The Hoccleve Portrait of Chaucer


Thomas Hoccleve (born c. 1368, died c. 1450) knew Chaucer personally and claims (perhaps metaphorically) that Chaucer tried to teach him how to write verse (he adds, in a Chaucerian touch, "But I was dul, and lerned lite or naught"). His poems do indeed show the heavy influence of Chaucer; for a sample see his translation of Christine da Pisan's Epistle of Cupid (1402). In his Regiment of Princes (1412) he includes several passages in praise of Chaucer and the portrait reproduced above. Here is a transcription of the text accompanying the portrait:

[On Previous page: O now thyn help and thy promocioun;
To god thy sone make a mocioun,]

How he thy servant was, mayden Marie,
And lat his love floure and fructifie.

Althogh his lyf be qweynt, the resemblance
Of him hath in me so fressh lyflynesse,
That to putte othir men in remembrance
Of his persone, I have heere his liknesse
Do make to this ende, in soothfastnesse --
That they that han of him lost thoght and mynde,
By this peynture may ageyn him fynde.

The ymages that in the chirches been
Maken folk thynke on god and on his seintes
Whan the ymages they beholde and seen;
Where ofte, unsighte of hem causith restreyntes
Of thoghtes goode; whan a thyng depeynt is
Or entaillid, if men take of it heede,
Thoght of the liknesse it wole in hem breede.

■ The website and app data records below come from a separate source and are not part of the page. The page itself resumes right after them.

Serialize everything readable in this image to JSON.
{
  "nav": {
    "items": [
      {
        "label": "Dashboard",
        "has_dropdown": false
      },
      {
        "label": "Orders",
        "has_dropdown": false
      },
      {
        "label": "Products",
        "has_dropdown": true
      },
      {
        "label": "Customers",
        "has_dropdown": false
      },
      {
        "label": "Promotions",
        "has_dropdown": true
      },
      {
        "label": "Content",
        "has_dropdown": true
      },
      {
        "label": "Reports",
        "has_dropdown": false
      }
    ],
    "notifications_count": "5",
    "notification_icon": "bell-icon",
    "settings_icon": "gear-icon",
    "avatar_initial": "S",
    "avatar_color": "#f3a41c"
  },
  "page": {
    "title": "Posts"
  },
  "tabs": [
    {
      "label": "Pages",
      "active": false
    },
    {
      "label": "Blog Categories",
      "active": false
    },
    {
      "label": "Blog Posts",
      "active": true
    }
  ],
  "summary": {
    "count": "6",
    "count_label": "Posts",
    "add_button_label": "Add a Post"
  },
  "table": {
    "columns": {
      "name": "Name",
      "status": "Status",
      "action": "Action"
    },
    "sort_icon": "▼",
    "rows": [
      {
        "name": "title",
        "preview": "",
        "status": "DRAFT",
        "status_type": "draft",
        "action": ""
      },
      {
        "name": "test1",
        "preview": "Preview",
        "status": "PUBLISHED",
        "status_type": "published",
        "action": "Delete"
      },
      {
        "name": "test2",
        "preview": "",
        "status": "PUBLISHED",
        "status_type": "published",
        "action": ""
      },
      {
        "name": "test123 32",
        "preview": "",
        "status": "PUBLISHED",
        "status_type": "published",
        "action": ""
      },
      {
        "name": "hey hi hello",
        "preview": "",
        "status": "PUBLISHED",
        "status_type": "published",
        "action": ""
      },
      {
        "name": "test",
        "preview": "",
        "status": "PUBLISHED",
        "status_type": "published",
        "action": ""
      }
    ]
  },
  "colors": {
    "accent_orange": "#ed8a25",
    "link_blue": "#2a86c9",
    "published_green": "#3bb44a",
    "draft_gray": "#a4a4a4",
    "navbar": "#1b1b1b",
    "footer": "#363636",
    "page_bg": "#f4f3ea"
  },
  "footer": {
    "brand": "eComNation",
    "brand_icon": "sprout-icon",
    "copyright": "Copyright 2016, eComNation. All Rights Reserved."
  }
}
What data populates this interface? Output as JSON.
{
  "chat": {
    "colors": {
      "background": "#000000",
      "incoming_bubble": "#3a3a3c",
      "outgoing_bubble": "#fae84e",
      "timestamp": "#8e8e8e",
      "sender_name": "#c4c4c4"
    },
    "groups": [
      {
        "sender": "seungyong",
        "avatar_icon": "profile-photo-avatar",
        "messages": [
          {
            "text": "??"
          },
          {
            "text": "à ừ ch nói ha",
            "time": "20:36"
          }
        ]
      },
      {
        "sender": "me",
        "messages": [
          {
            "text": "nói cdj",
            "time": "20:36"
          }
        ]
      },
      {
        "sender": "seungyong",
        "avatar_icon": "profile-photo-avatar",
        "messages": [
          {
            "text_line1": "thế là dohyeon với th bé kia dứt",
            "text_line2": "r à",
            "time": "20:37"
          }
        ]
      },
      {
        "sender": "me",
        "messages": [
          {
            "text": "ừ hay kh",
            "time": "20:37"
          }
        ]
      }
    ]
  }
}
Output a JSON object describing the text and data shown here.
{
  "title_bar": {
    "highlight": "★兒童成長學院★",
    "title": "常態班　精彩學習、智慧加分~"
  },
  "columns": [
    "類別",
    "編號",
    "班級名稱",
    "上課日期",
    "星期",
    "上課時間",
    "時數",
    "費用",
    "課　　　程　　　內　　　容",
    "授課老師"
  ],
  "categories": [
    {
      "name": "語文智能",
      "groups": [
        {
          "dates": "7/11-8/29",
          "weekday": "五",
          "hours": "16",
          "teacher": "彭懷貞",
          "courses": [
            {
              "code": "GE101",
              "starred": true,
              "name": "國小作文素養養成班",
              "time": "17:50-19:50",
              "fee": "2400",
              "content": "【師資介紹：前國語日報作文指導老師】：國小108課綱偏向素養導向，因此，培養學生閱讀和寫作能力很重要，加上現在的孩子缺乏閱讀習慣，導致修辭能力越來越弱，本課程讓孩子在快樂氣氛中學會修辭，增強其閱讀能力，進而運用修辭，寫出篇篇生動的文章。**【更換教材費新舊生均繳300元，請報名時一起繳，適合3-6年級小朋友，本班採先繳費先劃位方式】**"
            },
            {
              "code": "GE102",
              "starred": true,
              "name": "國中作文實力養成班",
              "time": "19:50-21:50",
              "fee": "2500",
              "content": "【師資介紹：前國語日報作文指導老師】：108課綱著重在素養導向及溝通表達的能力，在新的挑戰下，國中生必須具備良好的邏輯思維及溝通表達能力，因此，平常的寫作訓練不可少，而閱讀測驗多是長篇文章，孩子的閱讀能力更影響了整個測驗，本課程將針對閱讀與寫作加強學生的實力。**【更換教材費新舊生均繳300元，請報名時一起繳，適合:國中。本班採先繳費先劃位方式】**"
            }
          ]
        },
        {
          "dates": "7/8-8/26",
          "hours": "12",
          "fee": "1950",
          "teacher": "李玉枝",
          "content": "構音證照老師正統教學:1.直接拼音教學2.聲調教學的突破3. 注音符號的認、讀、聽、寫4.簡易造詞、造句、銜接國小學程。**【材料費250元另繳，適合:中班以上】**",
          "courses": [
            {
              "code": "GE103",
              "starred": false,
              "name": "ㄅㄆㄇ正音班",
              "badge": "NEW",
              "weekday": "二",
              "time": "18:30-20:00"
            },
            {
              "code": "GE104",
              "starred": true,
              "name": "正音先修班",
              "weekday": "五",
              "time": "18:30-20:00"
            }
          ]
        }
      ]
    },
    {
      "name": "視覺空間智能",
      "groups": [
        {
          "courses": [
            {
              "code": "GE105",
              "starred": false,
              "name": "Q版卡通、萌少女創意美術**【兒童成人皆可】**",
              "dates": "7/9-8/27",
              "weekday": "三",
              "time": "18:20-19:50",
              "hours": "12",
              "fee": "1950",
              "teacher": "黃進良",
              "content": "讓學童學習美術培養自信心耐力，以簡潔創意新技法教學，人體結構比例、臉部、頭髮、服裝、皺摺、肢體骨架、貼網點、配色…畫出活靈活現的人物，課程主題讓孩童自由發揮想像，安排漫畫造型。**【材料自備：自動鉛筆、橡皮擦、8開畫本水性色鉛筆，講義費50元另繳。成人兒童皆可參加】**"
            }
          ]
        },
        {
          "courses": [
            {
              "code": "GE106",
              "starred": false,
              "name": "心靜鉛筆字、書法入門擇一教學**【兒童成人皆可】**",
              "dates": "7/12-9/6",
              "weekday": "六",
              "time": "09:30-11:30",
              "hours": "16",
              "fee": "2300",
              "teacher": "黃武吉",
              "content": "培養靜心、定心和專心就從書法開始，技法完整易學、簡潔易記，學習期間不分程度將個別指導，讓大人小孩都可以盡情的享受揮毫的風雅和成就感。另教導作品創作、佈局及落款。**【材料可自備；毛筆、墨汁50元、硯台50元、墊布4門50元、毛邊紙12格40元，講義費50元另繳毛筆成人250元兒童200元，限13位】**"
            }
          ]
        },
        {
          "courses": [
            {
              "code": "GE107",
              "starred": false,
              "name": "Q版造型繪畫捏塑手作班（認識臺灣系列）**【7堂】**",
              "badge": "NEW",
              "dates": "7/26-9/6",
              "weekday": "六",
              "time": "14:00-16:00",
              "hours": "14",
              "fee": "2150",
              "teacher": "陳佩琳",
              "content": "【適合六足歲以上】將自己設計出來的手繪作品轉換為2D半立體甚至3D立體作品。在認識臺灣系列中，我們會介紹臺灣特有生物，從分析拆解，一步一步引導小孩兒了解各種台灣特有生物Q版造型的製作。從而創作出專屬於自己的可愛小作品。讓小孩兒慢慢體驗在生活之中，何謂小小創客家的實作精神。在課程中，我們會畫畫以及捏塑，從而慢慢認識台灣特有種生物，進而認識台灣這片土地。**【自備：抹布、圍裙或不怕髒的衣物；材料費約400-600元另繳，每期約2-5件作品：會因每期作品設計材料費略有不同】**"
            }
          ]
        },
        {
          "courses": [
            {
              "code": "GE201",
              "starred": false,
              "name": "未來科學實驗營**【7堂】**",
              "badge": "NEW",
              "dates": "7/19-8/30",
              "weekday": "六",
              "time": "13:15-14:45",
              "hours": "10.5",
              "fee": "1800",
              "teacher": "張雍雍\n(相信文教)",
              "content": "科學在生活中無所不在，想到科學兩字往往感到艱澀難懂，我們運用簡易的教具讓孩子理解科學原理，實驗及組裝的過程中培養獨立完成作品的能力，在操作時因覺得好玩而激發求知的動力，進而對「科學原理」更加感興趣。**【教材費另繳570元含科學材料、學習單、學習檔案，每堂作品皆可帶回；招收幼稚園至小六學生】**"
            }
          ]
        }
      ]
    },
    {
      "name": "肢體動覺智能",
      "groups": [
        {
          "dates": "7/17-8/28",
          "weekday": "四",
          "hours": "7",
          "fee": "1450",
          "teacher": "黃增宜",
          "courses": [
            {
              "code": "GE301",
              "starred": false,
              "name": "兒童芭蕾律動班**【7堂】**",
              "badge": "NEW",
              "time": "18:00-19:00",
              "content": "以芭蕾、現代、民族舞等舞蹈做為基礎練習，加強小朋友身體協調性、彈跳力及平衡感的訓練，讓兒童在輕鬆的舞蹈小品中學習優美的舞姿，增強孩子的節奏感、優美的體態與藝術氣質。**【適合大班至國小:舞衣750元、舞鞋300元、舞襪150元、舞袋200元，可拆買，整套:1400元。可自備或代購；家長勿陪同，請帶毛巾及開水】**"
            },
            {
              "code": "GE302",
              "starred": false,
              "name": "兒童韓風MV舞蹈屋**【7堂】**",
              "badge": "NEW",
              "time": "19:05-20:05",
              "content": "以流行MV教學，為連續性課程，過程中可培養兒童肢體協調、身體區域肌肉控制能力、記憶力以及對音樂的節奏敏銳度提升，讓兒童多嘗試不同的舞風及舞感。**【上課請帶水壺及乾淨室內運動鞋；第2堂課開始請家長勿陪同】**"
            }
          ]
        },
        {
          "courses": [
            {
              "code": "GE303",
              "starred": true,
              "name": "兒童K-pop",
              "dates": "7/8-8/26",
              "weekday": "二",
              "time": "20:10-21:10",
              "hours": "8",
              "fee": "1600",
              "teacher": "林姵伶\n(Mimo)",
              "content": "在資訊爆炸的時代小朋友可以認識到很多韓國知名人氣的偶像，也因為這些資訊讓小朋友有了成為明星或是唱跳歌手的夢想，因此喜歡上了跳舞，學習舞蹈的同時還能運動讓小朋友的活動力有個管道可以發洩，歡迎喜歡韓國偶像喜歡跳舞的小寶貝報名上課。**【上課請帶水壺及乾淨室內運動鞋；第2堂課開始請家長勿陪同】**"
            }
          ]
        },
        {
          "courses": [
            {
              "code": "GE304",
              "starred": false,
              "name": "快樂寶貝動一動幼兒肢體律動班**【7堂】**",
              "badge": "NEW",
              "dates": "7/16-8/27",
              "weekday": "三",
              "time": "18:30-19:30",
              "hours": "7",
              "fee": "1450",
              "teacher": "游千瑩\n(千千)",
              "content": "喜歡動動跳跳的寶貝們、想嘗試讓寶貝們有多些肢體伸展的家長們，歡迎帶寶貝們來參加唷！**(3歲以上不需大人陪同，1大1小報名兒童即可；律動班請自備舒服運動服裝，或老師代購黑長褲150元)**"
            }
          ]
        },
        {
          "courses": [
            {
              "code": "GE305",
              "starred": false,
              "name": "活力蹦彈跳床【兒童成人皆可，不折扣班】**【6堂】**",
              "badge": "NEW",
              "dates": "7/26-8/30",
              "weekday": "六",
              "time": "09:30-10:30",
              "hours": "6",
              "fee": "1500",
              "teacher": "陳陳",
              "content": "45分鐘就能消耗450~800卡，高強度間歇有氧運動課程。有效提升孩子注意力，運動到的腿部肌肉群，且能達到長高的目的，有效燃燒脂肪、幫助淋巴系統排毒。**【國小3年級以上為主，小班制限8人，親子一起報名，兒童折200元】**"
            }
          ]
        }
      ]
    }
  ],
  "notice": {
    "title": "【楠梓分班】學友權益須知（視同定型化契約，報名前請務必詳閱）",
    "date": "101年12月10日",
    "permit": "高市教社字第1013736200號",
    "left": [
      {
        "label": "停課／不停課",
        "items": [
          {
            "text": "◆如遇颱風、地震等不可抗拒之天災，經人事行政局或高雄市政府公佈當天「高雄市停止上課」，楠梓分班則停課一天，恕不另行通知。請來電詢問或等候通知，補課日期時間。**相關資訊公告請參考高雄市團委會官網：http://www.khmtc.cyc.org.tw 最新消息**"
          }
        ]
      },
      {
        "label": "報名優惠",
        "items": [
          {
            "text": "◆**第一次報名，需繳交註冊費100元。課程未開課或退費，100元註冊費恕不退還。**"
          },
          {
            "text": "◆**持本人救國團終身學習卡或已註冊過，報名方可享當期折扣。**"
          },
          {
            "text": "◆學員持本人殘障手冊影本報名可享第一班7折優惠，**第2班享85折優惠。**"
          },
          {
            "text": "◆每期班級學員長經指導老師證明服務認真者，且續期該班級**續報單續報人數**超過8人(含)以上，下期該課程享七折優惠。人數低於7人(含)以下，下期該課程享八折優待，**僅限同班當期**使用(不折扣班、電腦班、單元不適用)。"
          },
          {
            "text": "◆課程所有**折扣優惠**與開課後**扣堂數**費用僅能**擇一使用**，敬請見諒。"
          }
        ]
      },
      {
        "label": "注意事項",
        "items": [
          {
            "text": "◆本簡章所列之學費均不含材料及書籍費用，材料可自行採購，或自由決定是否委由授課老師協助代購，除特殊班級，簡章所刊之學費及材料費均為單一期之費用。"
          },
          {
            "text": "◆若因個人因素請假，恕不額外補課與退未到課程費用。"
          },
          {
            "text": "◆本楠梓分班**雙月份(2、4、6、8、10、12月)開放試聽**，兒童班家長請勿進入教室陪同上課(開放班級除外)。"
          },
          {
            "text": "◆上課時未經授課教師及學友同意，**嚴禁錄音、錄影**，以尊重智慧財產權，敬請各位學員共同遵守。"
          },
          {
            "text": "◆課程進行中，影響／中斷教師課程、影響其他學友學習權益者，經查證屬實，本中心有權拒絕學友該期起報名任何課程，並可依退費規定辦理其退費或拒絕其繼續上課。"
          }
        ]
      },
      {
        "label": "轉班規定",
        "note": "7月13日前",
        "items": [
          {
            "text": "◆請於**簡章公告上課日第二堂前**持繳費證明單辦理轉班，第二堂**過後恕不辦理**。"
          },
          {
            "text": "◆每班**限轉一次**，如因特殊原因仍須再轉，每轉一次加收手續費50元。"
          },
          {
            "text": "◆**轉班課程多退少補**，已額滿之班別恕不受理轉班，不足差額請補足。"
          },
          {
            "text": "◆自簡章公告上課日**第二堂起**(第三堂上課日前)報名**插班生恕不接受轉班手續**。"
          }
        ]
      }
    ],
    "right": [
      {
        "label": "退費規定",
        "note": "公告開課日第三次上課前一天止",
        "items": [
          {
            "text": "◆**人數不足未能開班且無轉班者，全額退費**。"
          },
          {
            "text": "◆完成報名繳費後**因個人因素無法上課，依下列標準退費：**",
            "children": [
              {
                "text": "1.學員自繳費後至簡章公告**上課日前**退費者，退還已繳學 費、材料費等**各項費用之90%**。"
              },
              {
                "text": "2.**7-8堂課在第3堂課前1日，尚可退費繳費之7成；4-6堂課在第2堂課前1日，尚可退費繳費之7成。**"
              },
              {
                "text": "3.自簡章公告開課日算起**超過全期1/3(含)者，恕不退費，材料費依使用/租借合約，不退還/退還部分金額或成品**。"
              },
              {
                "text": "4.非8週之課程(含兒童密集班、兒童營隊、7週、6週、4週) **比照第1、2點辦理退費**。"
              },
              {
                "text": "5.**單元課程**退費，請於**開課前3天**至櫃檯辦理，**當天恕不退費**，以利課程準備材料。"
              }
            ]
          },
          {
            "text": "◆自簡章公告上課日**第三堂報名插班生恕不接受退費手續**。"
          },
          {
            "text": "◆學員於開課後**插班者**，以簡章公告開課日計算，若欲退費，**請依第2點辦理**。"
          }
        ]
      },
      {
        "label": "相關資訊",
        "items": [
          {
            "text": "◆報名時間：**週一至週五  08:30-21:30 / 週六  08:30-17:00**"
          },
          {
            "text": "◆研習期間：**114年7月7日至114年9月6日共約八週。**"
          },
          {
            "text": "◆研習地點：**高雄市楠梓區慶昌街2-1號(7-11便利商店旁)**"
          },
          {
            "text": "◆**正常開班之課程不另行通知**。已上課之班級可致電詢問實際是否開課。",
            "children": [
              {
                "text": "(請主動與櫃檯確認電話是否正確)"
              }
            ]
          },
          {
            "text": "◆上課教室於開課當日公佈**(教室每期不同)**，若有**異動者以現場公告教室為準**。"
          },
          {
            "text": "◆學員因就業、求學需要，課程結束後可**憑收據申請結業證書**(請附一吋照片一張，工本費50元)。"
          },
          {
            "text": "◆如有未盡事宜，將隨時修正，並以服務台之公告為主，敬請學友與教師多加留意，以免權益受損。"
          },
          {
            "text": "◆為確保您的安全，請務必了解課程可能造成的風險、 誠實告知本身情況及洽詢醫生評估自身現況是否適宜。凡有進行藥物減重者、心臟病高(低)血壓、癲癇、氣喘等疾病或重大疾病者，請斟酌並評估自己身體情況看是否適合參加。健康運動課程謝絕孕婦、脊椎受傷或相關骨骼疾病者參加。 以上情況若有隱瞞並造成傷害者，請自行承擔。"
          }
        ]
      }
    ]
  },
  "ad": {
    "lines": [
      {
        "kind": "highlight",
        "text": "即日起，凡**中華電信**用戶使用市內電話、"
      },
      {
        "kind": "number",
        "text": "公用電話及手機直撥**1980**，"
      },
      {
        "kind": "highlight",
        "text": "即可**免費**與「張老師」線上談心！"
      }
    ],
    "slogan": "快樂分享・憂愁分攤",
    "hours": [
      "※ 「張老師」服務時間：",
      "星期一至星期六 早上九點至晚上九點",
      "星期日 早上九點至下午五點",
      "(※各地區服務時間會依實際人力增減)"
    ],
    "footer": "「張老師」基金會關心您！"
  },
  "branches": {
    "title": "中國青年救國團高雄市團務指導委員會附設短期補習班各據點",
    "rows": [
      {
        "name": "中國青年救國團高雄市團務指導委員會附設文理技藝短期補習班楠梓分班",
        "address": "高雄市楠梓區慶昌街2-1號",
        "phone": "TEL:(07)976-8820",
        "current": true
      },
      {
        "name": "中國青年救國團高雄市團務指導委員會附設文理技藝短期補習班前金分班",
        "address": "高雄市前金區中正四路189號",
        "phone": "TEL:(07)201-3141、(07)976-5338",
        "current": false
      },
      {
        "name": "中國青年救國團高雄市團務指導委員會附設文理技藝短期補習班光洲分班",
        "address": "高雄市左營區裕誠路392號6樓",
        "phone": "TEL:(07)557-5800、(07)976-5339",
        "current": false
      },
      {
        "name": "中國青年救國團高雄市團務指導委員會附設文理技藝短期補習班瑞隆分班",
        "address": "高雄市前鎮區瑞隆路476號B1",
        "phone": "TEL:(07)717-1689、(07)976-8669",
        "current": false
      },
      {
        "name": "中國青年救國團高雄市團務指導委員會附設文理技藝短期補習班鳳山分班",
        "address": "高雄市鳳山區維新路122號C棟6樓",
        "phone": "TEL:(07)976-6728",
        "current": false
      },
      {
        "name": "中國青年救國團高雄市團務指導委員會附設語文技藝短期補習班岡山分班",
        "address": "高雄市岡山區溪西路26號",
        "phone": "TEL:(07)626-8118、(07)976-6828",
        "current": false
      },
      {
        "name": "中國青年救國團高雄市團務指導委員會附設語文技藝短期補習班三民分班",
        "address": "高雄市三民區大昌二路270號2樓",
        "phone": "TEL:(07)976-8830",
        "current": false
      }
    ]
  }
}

(Thomas Hoccleve, Regiment of Princes, vv. 4988-5005)